Additional Utah Laws

  • Obtaining or distributing under false pretenses: Maximum penalty five years imprisonment +/or $25,000 fine (felony)
  • Paraphernalia: use, possession or sale of drug-related paraphernalia: Maximum penalty: five years imprisonment +/or $5,000 fine (felony)

* *Under some circumstances is classified as a misdemeanor

  • Inhalants: sale or use of psychotropic chemicals (glue, paint, etc.) to get high. Maximum penalty: six months imprisonment and/or $1,000 fine (misdemeanor)

Penalties are based on type of drug and quantity involved in the violation.  Penalties increase if death or injury occurs as a result of a violation and/or previous offenses have occurred. For more detailed information, contact the Alcohol and Other Drug Education Center on campus (613-5377).

Utah laws are not based on the amount of the drug except for marijuana. Penalties for illicit drug use are governed by federal laws and penalties and the State of Utah will enforce them to their fullest extent as provided by federal law.  

  • Prohibited acts occurring in public or private school-related sites or with a minor: punished one degree more than regular maximum penalty.
  • Dram Shop Liability: You may be held responsible for damages as a result of alcohol you served even though you did not directly cause the injury
  • Intoxication as a Defense: Generally, you cannot claim innocence because you were under the influence of alcohol or other drugs
  • DUI: It is illegal to be in physical control of a motor vehicle while under the influence of alcohol or other drugs
  • Not a Drop: A person under the age of 21 may not operate a vehicle with any measurable amount of alcohol in his/her system
  • Open container: It is illegal to have an open container of alcohol in a motor vehicle except in areas not accessible to the driver and passenger
  • Property: Used in connection with a controlled substance violation may be confiscated.

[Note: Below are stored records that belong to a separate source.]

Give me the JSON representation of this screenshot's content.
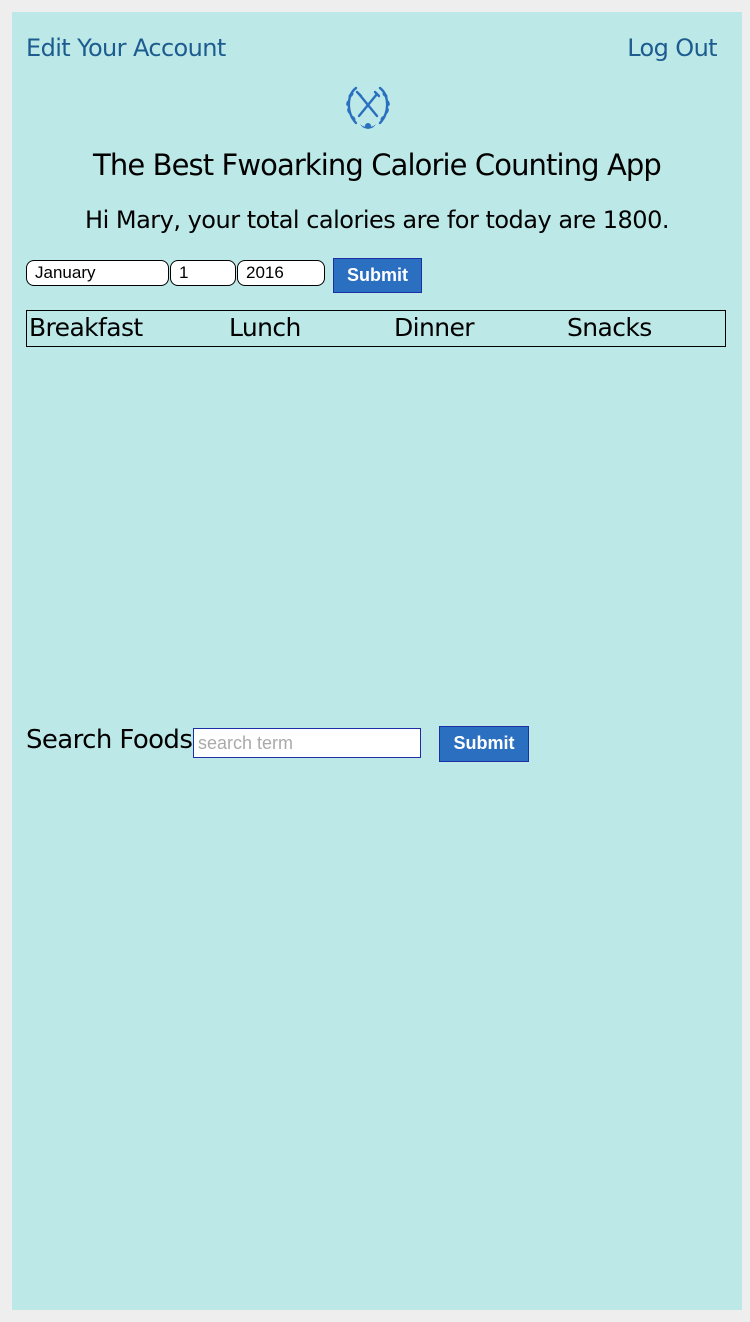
{
  "nav": {
    "edit_account": "Edit Your Account",
    "logout": "Log Out"
  },
  "logo": {
    "icon": "crossed-fork-knife-laurel-icon",
    "color": "#2a6fc0"
  },
  "header": {
    "title": "The Best Fwoarking Calorie Counting App",
    "greeting": "Hi Mary, your total calories are for today are 1800."
  },
  "date_form": {
    "month": "January",
    "day": "1",
    "year": "2016",
    "submit_label": "Submit"
  },
  "meals": [
    "Breakfast",
    "Lunch",
    "Dinner",
    "Snacks"
  ],
  "search": {
    "label": "Search Foods",
    "placeholder": "search term",
    "value": "",
    "submit_label": "Submit"
  },
  "colors": {
    "background": "#bce8e7",
    "link": "#1d5c8e",
    "button": "#2a6fc0"
  }
}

You can find additional information online for Utah drug laws and Utah alcohol laws.

For detailed information on the effects of various types of alcohol and drugs on health and wellness, please refer to the National Institute on Drug Abuse (NIDA)

All reported drug and alcohol related incidents reported on campus are reviewed by the Safety Committee at its quarterly meetings. Response plans are formulated and executed as necessary.

Thank you to CEU for originating the information on the page.

Substance Abuse Prevention:

Substance Abuse Prevention: Davis Technical College supports a drug and alcohol-free environment. For information on substance abuse prevention, please review our Drug and Alcohol Abuse Prevention Program information.